### TASK INSTRUCTIONS:
Check each line of the data below for the word "this", then extract the ones that have it.

### GIVEN RECORDS:
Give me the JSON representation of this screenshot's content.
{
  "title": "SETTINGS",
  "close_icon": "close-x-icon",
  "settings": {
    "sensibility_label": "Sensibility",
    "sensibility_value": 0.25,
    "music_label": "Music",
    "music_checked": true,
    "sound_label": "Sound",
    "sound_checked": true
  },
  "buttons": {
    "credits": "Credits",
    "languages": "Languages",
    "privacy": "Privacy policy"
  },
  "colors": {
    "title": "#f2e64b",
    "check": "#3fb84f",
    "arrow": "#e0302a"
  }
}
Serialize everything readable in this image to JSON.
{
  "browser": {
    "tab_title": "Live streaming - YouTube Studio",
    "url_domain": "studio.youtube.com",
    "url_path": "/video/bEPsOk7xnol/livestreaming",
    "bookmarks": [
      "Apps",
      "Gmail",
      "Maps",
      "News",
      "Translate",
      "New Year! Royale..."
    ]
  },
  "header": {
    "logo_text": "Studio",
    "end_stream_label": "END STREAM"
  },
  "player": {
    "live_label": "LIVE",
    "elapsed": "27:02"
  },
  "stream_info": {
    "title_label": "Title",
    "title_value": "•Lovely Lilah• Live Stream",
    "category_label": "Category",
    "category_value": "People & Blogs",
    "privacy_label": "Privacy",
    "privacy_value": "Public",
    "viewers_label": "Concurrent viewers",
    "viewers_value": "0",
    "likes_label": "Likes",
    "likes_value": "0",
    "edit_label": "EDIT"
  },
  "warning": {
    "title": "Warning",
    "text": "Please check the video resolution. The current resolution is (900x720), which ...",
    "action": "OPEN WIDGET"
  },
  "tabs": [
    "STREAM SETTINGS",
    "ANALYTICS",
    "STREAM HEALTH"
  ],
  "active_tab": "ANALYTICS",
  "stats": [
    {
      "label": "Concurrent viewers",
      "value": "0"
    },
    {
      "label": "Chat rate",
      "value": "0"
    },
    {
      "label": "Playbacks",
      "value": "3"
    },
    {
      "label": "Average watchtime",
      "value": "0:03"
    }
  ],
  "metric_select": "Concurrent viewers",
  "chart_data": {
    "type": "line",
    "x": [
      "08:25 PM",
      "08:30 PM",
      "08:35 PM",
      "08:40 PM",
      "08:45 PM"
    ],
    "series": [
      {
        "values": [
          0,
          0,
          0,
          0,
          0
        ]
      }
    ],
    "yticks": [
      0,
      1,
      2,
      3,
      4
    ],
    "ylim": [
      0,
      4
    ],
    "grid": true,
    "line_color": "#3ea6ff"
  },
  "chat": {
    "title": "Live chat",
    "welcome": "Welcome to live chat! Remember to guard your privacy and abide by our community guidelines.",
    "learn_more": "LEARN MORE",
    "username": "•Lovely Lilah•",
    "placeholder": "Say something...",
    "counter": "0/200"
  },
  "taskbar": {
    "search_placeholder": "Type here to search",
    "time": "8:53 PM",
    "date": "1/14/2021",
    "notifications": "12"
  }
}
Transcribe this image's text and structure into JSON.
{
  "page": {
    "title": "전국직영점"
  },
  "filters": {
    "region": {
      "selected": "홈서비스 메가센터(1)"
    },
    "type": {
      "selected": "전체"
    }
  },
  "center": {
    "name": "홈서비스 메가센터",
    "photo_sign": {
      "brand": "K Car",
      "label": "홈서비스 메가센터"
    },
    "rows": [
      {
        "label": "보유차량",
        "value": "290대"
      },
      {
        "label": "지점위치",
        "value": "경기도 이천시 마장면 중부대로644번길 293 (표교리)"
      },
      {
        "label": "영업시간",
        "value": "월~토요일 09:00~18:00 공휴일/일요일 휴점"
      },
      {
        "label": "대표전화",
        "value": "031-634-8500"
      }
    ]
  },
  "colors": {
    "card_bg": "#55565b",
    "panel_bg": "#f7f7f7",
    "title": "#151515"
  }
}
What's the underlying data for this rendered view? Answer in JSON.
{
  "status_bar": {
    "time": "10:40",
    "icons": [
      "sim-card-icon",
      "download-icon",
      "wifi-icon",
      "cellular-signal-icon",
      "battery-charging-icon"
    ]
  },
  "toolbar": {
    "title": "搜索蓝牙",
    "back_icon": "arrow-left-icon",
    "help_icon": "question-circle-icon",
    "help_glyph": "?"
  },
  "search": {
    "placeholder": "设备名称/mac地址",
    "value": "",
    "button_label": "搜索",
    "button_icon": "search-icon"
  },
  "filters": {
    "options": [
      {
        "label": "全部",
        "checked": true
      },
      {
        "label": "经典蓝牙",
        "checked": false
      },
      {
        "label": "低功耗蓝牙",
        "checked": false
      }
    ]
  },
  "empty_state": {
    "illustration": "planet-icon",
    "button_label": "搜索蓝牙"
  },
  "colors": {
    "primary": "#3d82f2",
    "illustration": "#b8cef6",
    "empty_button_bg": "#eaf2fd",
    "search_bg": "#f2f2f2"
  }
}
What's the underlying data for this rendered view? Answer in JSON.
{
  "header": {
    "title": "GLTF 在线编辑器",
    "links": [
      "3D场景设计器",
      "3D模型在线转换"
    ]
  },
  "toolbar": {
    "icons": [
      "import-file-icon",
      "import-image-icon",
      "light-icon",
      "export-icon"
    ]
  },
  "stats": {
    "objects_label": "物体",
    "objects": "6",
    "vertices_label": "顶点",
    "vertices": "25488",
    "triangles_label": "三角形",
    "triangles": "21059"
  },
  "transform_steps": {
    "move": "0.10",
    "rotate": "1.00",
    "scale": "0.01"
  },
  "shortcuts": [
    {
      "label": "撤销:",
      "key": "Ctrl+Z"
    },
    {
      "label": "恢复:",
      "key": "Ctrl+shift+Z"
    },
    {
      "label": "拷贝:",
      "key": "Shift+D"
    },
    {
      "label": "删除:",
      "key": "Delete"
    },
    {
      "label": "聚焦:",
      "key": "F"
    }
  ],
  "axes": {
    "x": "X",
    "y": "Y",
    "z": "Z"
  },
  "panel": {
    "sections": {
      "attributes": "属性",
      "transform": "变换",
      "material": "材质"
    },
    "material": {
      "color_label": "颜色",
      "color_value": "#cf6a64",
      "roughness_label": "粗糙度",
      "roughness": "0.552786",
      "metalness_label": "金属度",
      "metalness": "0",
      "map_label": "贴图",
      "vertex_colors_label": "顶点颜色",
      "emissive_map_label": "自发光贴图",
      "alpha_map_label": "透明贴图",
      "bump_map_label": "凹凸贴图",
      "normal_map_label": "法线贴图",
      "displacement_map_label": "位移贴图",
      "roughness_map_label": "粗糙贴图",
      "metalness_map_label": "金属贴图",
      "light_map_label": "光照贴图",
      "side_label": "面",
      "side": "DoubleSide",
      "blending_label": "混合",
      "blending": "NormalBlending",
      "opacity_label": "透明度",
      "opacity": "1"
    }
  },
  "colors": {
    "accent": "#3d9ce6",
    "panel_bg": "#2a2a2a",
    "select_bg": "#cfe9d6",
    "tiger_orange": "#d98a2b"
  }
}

### WRITTEN ANSWER:
Give me the JSON representation of this screenshot's content.
Serialize everything readable in this image to JSON.
Transcribe this image's text and structure into JSON.
What's the underlying data for this rendered view? Answer in JSON.
What's the underlying data for this rendered view? Answer in JSON.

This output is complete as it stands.